_Task to carry out_
The output must match the entries below exactly, with pictures removed.

Data items:

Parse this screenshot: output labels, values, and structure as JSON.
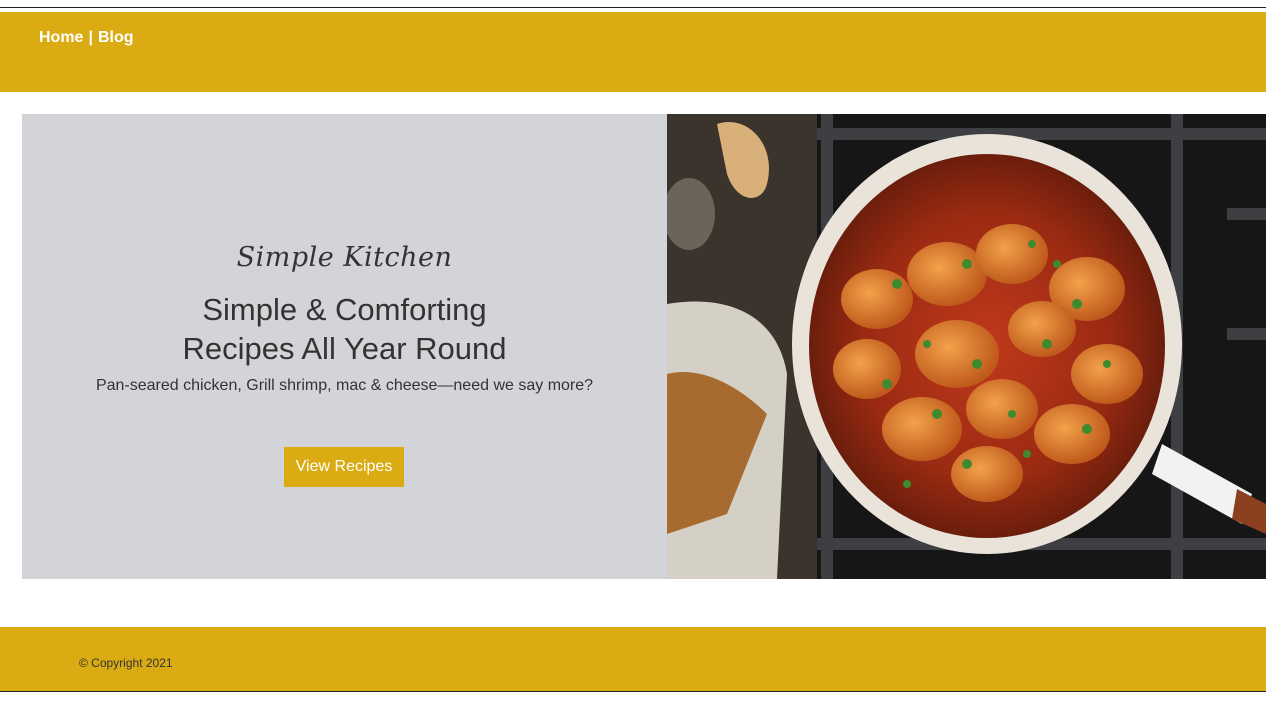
{
  "nav": {
    "links": [
      {
        "label": "Home"
      },
      {
        "label": "Blog"
      }
    ],
    "separator": "|"
  },
  "hero": {
    "brand": "Simple Kitchen",
    "headline_line1": "Simple & Comforting",
    "headline_line2": "Recipes All Year Round",
    "subline": "Pan-seared chicken, Grill shrimp, mac & cheese—need we say more?",
    "cta_label": "View Recipes",
    "image_icon": "shrimp-skillet-photo"
  },
  "footer": {
    "copyright": "© Copyright 2021"
  },
  "colors": {
    "accent": "#dbab13",
    "panel": "#d3d4d7",
    "text": "#333333"
  }
}
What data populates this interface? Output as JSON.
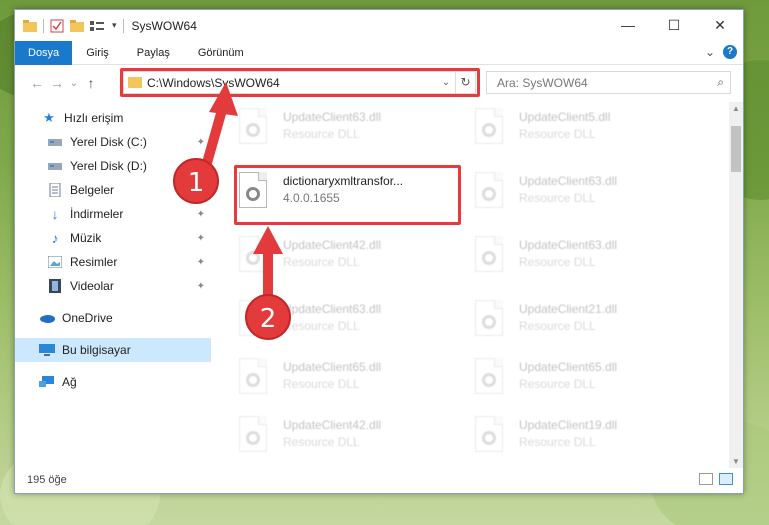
{
  "window": {
    "title": "SysWOW64",
    "controls": {
      "minimize": "—",
      "maximize": "☐",
      "close": "✕"
    }
  },
  "ribbon": {
    "tabs": [
      "Dosya",
      "Giriş",
      "Paylaş",
      "Görünüm"
    ],
    "expand_glyph": "⌄",
    "help_glyph": "?"
  },
  "nav": {
    "back": "←",
    "forward": "→",
    "recent": "⌄",
    "up": "↑",
    "address": "C:\\Windows\\SysWOW64",
    "address_dropdown": "⌄",
    "refresh": "↻",
    "search_placeholder": "Ara: SysWOW64",
    "search_glyph": "⌕"
  },
  "sidebar": {
    "items": [
      {
        "label": "Hızlı erişim",
        "icon": "star-icon",
        "pinned": false,
        "selected": false
      },
      {
        "label": "Yerel Disk (C:)",
        "icon": "drive-icon",
        "pinned": true,
        "selected": false
      },
      {
        "label": "Yerel Disk (D:)",
        "icon": "drive-icon",
        "pinned": true,
        "selected": false
      },
      {
        "label": "Belgeler",
        "icon": "documents-icon",
        "pinned": true,
        "selected": false
      },
      {
        "label": "İndirmeler",
        "icon": "download-icon",
        "pinned": true,
        "selected": false
      },
      {
        "label": "Müzik",
        "icon": "music-icon",
        "pinned": true,
        "selected": false
      },
      {
        "label": "Resimler",
        "icon": "pictures-icon",
        "pinned": true,
        "selected": false
      },
      {
        "label": "Videolar",
        "icon": "videos-icon",
        "pinned": true,
        "selected": false
      },
      {
        "label": "OneDrive",
        "icon": "cloud-icon",
        "pinned": false,
        "selected": false
      },
      {
        "label": "Bu bilgisayar",
        "icon": "computer-icon",
        "pinned": false,
        "selected": true
      },
      {
        "label": "Ağ",
        "icon": "network-icon",
        "pinned": false,
        "selected": false
      }
    ],
    "pin_glyph": "📌"
  },
  "files": {
    "highlighted": {
      "name": "dictionaryxmltransfor...",
      "version": "4.0.0.1655"
    },
    "left_column": [
      {
        "name": "UpdateClient63.dll",
        "type": "Resource DLL"
      },
      {
        "name": "UpdateClient42.dll",
        "type": "Resource DLL"
      },
      {
        "name": "UpdateClient63.dll",
        "type": "Resource DLL"
      },
      {
        "name": "UpdateClient65.dll",
        "type": "Resource DLL"
      },
      {
        "name": "UpdateClient42.dll",
        "type": "Resource DLL"
      }
    ],
    "right_column": [
      {
        "name": "UpdateClient5.dll",
        "type": "Resource DLL"
      },
      {
        "name": "UpdateClient63.dll",
        "type": "Resource DLL"
      },
      {
        "name": "UpdateClient63.dll",
        "type": "Resource DLL"
      },
      {
        "name": "UpdateClient21.dll",
        "type": "Resource DLL"
      },
      {
        "name": "UpdateClient65.dll",
        "type": "Resource DLL"
      },
      {
        "name": "UpdateClient19.dll",
        "type": "Resource DLL"
      }
    ]
  },
  "status": {
    "item_count": "195 öğe"
  },
  "callouts": [
    "1",
    "2"
  ],
  "colors": {
    "accent": "#1979ca",
    "highlight": "#e53b3b",
    "selected": "#cce8ff"
  }
}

_Written answer_
Parse this screenshot: output labels, values, and structure as JSON.
{
  "nav": {
    "links": [
      {
        "label": "Home"
      },
      {
        "label": "Blog"
      }
    ],
    "separator": "|"
  },
  "hero": {
    "brand": "Simple Kitchen",
    "headline_line1": "Simple & Comforting",
    "headline_line2": "Recipes All Year Round",
    "subline": "Pan-seared chicken, Grill shrimp, mac & cheese—need we say more?",
    "cta_label": "View Recipes",
    "image_icon": "shrimp-skillet-photo"
  },
  "footer": {
    "copyright": "© Copyright 2021"
  },
  "colors": {
    "accent": "#dbab13",
    "panel": "#d3d4d7",
    "text": "#333333"
  }
}
What data populates this interface? Output as JSON.
{
  "window": {
    "title": "SysWOW64",
    "controls": {
      "minimize": "—",
      "maximize": "☐",
      "close": "✕"
    }
  },
  "ribbon": {
    "tabs": [
      "Dosya",
      "Giriş",
      "Paylaş",
      "Görünüm"
    ],
    "expand_glyph": "⌄",
    "help_glyph": "?"
  },
  "nav": {
    "back": "←",
    "forward": "→",
    "recent": "⌄",
    "up": "↑",
    "address": "C:\\Windows\\SysWOW64",
    "address_dropdown": "⌄",
    "refresh": "↻",
    "search_placeholder": "Ara: SysWOW64",
    "search_glyph": "⌕"
  },
  "sidebar": {
    "items": [
      {
        "label": "Hızlı erişim",
        "icon": "star-icon",
        "pinned": false,
        "selected": false
      },
      {
        "label": "Yerel Disk (C:)",
        "icon": "drive-icon",
        "pinned": true,
        "selected": false
      },
      {
        "label": "Yerel Disk (D:)",
        "icon": "drive-icon",
        "pinned": true,
        "selected": false
      },
      {
        "label": "Belgeler",
        "icon": "documents-icon",
        "pinned": true,
        "selected": false
      },
      {
        "label": "İndirmeler",
        "icon": "download-icon",
        "pinned": true,
        "selected": false
      },
      {
        "label": "Müzik",
        "icon": "music-icon",
        "pinned": true,
        "selected": false
      },
      {
        "label": "Resimler",
        "icon": "pictures-icon",
        "pinned": true,
        "selected": false
      },
      {
        "label": "Videolar",
        "icon": "videos-icon",
        "pinned": true,
        "selected": false
      },
      {
        "label": "OneDrive",
        "icon": "cloud-icon",
        "pinned": false,
        "selected": false
      },
      {
        "label": "Bu bilgisayar",
        "icon": "computer-icon",
        "pinned": false,
        "selected": true
      },
      {
        "label": "Ağ",
        "icon": "network-icon",
        "pinned": false,
        "selected": false
      }
    ],
    "pin_glyph": "📌"
  },
  "files": {
    "highlighted": {
      "name": "dictionaryxmltransfor...",
      "version": "4.0.0.1655"
    },
    "left_column": [
      {
        "name": "UpdateClient63.dll",
        "type": "Resource DLL"
      },
      {
        "name": "UpdateClient42.dll",
        "type": "Resource DLL"
      },
      {
        "name": "UpdateClient63.dll",
        "type": "Resource DLL"
      },
      {
        "name": "UpdateClient65.dll",
        "type": "Resource DLL"
      },
      {
        "name": "UpdateClient42.dll",
        "type": "Resource DLL"
      }
    ],
    "right_column": [
      {
        "name": "UpdateClient5.dll",
        "type": "Resource DLL"
      },
      {
        "name": "UpdateClient63.dll",
        "type": "Resource DLL"
      },
      {
        "name": "UpdateClient63.dll",
        "type": "Resource DLL"
      },
      {
        "name": "UpdateClient21.dll",
        "type": "Resource DLL"
      },
      {
        "name": "UpdateClient65.dll",
        "type": "Resource DLL"
      },
      {
        "name": "UpdateClient19.dll",
        "type": "Resource DLL"
      }
    ]
  },
  "status": {
    "item_count": "195 öğe"
  },
  "callouts": [
    "1",
    "2"
  ],
  "colors": {
    "accent": "#1979ca",
    "highlight": "#e53b3b",
    "selected": "#cce8ff"
  }
}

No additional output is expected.